TASK REQUIREMENTS
Look through the lines below; wherever the word "zoom" appears, copy that line.
+-------+
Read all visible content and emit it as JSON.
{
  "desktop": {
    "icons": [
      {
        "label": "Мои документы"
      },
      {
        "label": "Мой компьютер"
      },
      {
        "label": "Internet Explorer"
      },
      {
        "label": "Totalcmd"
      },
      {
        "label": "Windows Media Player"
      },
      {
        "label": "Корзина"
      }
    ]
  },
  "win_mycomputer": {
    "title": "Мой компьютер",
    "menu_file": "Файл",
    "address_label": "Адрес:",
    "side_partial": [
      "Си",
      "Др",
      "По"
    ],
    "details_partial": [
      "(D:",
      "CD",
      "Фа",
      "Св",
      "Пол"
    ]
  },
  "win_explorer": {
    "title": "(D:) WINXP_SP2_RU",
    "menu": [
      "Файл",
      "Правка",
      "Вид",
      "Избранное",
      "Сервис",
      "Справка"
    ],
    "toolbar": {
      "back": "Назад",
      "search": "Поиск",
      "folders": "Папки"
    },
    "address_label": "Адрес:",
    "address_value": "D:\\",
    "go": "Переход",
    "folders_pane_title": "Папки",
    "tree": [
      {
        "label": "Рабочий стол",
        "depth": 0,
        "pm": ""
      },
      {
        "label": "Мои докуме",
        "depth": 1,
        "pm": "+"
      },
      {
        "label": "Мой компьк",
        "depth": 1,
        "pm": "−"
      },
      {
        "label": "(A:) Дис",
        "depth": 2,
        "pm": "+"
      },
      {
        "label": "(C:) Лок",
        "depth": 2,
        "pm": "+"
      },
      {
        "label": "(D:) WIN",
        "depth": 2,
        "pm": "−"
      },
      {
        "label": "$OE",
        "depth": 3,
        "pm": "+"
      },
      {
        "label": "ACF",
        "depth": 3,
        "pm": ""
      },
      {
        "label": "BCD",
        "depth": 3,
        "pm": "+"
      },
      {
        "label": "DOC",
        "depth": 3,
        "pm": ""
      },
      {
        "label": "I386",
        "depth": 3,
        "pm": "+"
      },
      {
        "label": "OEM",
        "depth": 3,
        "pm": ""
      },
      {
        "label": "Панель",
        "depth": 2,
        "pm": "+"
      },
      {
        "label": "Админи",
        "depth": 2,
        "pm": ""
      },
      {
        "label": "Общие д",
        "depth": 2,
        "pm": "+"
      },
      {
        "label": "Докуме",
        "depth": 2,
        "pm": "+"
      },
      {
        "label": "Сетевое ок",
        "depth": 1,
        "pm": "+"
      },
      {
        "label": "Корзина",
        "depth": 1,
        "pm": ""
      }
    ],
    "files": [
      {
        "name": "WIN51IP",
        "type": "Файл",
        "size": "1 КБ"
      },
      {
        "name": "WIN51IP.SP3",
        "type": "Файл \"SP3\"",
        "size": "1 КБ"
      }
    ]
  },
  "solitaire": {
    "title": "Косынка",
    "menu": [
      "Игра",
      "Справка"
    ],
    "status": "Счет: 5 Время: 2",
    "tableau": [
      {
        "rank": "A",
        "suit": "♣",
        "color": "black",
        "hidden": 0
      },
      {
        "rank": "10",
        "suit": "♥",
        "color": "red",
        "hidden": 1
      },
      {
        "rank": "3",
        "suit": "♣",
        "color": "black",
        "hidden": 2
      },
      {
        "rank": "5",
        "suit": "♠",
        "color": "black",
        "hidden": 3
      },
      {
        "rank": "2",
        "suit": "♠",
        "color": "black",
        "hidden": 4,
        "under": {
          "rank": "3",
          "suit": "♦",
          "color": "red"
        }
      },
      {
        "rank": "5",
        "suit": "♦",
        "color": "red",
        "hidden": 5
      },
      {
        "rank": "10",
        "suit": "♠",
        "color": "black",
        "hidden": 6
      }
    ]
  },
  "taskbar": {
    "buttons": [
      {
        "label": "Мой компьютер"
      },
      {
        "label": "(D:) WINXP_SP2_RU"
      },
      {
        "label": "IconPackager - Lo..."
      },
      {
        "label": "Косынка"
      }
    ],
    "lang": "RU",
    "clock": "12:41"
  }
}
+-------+
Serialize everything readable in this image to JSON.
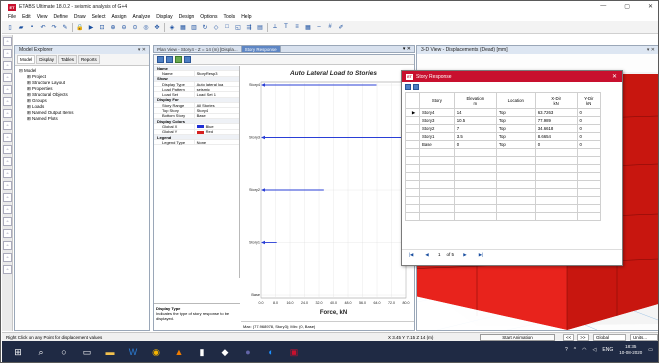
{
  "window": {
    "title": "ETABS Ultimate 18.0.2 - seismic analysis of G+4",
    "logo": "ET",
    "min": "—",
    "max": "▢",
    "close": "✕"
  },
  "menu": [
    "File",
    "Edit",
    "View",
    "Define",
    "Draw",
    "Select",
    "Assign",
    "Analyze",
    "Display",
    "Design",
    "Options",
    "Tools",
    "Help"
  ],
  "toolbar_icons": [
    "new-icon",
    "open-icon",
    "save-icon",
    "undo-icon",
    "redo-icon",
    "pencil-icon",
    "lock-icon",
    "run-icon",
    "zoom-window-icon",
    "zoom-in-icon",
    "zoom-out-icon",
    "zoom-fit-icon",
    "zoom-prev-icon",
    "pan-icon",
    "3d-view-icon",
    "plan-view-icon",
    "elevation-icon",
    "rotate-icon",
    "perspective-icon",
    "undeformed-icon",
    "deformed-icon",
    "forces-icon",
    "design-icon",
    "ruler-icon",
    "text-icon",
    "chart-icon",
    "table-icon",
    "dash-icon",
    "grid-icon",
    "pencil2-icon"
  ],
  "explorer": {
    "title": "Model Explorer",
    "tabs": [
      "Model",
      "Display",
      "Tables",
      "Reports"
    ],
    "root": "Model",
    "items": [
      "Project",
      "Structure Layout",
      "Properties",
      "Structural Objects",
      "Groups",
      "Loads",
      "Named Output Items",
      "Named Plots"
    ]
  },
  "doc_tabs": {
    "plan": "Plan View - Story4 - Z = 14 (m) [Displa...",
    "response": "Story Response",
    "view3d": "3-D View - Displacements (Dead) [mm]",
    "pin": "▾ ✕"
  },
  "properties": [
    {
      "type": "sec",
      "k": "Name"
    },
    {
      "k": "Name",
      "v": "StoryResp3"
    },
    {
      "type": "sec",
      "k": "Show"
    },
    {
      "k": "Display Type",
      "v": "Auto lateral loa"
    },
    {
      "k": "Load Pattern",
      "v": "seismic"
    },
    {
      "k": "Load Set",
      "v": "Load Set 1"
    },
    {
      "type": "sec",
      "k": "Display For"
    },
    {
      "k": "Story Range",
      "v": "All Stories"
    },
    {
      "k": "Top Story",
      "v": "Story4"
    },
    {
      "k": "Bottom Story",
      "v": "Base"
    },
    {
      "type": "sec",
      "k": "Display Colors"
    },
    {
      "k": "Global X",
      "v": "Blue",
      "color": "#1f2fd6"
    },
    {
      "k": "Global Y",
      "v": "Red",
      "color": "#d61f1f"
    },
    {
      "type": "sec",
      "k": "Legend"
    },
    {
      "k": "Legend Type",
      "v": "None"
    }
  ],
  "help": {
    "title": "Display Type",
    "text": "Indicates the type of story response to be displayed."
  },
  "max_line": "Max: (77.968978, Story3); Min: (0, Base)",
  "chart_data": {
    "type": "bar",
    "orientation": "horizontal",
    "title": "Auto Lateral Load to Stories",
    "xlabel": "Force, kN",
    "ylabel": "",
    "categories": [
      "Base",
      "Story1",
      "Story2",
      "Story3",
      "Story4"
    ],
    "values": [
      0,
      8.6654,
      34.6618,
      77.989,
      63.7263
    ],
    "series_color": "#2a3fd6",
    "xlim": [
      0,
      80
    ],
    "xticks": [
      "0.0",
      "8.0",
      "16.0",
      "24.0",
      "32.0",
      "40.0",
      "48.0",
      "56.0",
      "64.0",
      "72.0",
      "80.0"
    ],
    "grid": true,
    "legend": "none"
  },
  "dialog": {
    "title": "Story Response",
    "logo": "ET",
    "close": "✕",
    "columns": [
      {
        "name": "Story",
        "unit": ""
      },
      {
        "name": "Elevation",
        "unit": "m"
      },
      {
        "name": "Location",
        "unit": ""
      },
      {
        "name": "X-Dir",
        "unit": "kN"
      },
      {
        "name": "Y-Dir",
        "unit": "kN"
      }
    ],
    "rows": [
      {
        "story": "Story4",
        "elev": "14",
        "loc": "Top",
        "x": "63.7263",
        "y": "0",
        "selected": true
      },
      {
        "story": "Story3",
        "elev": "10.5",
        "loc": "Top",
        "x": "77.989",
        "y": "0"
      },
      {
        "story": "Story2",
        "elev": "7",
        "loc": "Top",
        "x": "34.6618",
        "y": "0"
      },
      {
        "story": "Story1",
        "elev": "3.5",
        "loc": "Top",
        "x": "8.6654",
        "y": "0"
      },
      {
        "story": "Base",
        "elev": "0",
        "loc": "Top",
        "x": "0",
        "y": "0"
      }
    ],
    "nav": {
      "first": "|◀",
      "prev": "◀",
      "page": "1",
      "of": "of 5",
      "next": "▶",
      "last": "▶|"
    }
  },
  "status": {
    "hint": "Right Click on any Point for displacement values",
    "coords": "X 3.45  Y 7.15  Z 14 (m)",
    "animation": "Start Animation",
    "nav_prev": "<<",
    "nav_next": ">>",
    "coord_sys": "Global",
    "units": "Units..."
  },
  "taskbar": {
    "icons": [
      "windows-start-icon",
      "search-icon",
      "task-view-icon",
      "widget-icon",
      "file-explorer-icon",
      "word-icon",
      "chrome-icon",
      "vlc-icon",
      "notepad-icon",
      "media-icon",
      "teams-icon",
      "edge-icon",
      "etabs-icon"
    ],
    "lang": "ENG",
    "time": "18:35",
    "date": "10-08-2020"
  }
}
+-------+
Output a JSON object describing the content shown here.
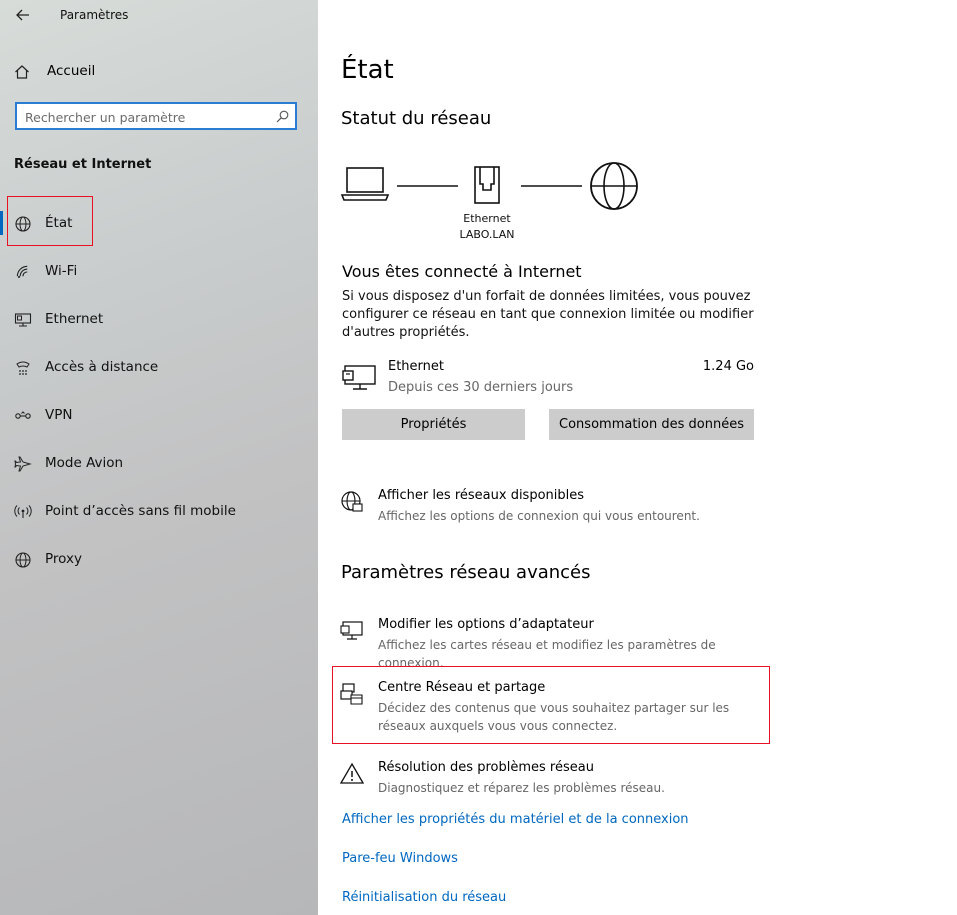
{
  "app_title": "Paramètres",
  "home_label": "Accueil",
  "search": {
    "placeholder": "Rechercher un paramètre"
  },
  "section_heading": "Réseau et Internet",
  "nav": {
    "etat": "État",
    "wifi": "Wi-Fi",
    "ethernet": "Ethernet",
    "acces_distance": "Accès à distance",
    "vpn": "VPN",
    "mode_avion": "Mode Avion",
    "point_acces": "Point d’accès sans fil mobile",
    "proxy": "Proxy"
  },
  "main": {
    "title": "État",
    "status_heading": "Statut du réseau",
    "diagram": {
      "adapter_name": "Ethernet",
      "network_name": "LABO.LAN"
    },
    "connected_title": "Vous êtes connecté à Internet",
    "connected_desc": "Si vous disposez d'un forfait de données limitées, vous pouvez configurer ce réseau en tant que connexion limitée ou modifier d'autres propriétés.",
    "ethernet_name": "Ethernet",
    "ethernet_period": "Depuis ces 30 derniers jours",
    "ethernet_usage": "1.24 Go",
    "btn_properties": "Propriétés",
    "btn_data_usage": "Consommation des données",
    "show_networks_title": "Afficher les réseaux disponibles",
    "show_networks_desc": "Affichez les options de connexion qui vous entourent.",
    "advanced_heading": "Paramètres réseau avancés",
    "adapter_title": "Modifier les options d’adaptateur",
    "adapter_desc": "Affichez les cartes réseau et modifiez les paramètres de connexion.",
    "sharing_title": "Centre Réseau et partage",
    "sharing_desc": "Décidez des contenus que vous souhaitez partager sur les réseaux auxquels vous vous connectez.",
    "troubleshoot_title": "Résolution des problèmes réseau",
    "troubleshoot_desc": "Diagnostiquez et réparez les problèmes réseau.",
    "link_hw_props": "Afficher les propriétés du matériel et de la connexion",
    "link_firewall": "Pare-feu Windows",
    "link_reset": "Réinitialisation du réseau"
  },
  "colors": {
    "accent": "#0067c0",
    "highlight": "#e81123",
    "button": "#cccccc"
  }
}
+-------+
SOLUTION FOR THIS PROBLEM
    "zoom-window-icon",
    "zoom-in-icon",
    "zoom-out-icon",
    "zoom-fit-icon",
    "zoom-prev-icon",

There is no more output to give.